ULTRAMICROSCOPE — opticheskpy the device for detection of the most fine particles (to 2 nanometers) in which an observed object is lit sideways. The particle which got to a light flux scatters light and is observed against the background of a dark field as a bright point.
For the first time this reception of observation of microparticles is described in 1740 by M. V. Lomonosov. At., in Krom light from an electric arch moved through a slot-hole opening perpendicular to an optical axis, is offered in 1902 avstr. scientists H. Siedentopf and R. Zhigmondi. In flowing At., designed in 1953 by the Soviet scientists B. V. Deryagin and G. Ya. Vlasenko, the flow of the studied liquid on a spaghetti goes towards to an axis of observation; at the same time the particle which is in current of liquid, crossing a zone of lighting, is registered visually or by means of photometric devices as bright flash. Later the design was offered, in a cut lenses of the lighter and an ultramicroscope are located mutually perpendicularly. An object (fluid or gel medium) is placed in the form of a drop directly on a lens of a lens. On the device U. differs from a usual biol. a microscope (see) hl. obr. on a way of lighting and a design of the lighter (condenser). For mikrobpol. and bacterial. researches widely use the bptsent-richesky condenser (kardiond-game-densor). The Bitsentrichesky condenser has two spherical deflecting walls (convex and concave), to-rye create the light flux which is not getting to a lens U.

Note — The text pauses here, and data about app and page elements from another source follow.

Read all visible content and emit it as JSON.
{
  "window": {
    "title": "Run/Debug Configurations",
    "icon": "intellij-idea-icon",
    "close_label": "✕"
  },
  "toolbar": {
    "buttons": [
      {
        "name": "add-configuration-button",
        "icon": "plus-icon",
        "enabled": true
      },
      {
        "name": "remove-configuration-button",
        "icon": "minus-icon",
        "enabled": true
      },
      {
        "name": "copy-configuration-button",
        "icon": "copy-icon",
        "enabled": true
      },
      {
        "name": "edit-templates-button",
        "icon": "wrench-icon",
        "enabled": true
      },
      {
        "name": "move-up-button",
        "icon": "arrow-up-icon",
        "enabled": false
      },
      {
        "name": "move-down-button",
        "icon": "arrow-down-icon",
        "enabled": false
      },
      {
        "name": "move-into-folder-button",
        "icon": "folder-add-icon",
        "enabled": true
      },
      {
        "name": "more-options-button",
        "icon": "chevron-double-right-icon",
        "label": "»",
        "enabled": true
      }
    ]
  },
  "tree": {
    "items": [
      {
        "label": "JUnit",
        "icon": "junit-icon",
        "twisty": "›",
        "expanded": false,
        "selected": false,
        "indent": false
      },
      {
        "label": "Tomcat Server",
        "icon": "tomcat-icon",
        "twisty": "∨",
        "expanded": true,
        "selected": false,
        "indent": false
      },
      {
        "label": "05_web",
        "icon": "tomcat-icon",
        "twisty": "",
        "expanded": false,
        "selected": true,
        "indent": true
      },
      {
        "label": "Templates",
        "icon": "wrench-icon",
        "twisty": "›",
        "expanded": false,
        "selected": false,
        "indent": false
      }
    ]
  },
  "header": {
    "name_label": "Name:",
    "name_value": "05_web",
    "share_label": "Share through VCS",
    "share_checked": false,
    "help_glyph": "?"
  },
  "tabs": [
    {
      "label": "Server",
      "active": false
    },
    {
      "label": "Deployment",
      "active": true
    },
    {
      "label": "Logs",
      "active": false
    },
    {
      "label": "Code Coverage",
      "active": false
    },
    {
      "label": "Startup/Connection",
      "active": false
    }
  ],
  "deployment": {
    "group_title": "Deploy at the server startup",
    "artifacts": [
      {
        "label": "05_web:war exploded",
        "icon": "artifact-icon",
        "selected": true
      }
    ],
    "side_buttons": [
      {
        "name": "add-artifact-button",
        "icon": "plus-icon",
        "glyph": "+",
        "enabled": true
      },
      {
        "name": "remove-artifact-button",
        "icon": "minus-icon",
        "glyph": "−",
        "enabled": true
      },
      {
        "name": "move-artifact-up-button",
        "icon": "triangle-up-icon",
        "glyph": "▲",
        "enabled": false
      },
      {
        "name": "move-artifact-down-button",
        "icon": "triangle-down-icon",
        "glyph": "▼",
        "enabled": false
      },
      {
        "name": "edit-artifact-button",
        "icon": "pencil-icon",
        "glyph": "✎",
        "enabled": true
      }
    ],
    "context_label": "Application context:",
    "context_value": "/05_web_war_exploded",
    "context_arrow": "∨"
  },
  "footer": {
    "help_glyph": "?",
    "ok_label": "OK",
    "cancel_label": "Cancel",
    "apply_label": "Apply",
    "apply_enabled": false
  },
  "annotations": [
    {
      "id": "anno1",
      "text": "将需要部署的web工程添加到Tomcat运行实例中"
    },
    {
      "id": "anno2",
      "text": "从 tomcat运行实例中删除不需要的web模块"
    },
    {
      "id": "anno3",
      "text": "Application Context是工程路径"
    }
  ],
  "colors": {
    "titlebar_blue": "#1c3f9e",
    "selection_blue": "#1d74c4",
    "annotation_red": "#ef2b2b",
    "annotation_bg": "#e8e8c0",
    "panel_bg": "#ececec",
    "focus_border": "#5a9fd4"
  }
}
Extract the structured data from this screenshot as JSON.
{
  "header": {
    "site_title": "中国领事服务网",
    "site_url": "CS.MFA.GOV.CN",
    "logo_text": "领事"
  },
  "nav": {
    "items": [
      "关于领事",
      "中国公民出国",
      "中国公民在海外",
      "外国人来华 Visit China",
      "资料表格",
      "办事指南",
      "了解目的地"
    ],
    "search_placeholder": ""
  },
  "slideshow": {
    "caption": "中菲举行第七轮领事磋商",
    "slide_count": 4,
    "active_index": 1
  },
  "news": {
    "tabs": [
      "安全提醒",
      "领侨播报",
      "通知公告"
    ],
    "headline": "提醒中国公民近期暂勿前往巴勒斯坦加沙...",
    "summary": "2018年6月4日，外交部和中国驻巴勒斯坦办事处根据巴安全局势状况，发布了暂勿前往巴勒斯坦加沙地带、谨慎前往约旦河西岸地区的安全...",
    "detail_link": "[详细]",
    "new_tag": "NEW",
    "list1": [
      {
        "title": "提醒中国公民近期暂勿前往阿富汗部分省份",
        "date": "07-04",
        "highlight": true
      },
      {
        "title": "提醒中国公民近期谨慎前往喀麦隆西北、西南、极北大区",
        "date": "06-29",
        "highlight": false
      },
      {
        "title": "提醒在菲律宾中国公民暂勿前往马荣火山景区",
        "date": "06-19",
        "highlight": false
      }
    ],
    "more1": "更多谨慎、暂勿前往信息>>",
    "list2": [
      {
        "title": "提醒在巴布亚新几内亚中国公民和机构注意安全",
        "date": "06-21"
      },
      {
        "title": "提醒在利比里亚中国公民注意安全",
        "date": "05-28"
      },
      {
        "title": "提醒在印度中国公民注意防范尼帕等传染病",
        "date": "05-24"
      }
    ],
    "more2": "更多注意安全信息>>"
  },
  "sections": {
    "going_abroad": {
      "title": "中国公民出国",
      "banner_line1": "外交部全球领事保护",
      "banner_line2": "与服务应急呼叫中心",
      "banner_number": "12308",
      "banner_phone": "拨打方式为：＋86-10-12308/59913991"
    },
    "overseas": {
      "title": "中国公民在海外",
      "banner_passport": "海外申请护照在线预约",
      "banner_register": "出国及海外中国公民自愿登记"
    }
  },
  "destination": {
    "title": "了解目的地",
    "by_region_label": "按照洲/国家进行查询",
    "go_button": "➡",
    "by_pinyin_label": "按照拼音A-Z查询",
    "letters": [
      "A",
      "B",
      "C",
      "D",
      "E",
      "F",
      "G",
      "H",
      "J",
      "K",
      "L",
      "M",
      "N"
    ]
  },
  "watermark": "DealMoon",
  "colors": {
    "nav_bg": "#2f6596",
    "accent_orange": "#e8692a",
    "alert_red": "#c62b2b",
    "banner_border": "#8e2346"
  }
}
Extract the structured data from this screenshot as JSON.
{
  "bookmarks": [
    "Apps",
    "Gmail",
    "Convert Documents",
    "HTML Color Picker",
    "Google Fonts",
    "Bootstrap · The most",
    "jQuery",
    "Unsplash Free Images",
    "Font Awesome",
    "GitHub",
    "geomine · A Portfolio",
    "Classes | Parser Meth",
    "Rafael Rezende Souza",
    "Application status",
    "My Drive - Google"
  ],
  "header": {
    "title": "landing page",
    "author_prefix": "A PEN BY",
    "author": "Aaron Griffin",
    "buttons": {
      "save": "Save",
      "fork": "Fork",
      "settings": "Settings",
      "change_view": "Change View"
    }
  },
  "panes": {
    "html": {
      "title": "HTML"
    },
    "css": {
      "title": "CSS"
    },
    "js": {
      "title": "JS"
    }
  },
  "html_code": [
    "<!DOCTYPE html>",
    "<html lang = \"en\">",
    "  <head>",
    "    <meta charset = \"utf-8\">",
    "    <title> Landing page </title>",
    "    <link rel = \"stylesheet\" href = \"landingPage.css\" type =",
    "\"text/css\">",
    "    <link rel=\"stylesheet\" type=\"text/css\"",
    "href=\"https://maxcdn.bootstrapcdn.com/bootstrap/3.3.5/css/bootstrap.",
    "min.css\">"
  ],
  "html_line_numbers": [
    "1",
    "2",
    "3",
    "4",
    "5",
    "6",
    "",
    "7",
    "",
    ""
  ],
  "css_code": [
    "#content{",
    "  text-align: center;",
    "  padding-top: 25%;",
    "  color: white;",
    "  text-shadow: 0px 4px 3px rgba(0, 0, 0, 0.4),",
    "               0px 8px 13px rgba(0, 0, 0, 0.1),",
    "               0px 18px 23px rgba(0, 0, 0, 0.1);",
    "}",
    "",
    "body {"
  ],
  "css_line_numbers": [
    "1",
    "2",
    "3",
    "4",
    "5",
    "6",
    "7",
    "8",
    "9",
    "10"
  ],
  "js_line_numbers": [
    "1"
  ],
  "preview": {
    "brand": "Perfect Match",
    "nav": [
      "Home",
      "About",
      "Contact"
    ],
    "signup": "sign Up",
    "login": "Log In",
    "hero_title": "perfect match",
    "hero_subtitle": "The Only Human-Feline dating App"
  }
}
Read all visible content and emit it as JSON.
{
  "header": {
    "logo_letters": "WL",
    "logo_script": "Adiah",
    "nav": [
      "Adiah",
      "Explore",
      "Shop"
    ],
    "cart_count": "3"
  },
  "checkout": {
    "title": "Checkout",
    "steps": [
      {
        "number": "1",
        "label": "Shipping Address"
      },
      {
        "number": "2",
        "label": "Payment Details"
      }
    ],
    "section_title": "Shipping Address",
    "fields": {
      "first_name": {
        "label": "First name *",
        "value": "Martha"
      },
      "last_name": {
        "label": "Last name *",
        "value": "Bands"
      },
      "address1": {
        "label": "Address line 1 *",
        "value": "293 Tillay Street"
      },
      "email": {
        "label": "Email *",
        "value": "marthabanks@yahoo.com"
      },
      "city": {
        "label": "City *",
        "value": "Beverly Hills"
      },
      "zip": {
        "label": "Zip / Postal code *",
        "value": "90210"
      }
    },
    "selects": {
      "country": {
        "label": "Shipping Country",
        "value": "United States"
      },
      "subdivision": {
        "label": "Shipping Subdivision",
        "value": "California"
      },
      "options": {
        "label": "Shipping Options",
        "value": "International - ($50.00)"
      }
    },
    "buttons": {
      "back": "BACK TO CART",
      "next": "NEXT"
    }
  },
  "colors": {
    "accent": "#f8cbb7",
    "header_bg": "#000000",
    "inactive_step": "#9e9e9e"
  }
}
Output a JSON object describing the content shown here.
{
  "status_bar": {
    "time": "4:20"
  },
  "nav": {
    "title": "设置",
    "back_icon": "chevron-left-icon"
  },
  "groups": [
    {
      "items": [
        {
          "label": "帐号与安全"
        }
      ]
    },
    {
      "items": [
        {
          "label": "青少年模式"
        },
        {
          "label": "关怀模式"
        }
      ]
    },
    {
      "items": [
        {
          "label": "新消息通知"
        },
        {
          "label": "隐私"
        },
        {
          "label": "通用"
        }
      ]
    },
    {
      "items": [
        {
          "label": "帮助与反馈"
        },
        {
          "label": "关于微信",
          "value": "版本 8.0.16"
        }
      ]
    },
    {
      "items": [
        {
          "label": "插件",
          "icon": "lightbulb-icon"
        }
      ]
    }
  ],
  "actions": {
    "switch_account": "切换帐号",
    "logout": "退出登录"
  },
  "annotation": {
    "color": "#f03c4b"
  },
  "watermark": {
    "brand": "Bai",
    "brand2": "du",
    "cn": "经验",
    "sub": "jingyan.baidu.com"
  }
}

For ultramicroscopy it is possible to use usual biol. microscopes with increase in X 400 — 600 on condition of creation of a dark field and strong side lighting by means of special condensers of a dark field (see. Dark field method).
At. does not allow to determine a form or structure of a particle by a diffraction spot (flash), but gives the chance to count quantity of particles, to see their movement and to judge their size (the geometrical sizes) on brightness of a diffraction spot against a dark background.
In connection with the invention of supermicroscopes (see the Submicroscopy) ultramicroscopes began to be applied less often, but as they are rather simple on the device and are cheap in operation, continue to use them in a number of branches of science (microbiology, bacteriology, etc.), for control of purity of free air, water, fluid and gel transparent mediums, and also for a research of colloid systems.
Bibliography: And p p e l t of. Introduction
to methods of microscopic examination, the lane with it., M., 1959; To about at z about in P. A. Bases of the analysis of disperse structure about! myshlenny pyly and the crushed materials, L., 1974. V. I. Belkevich.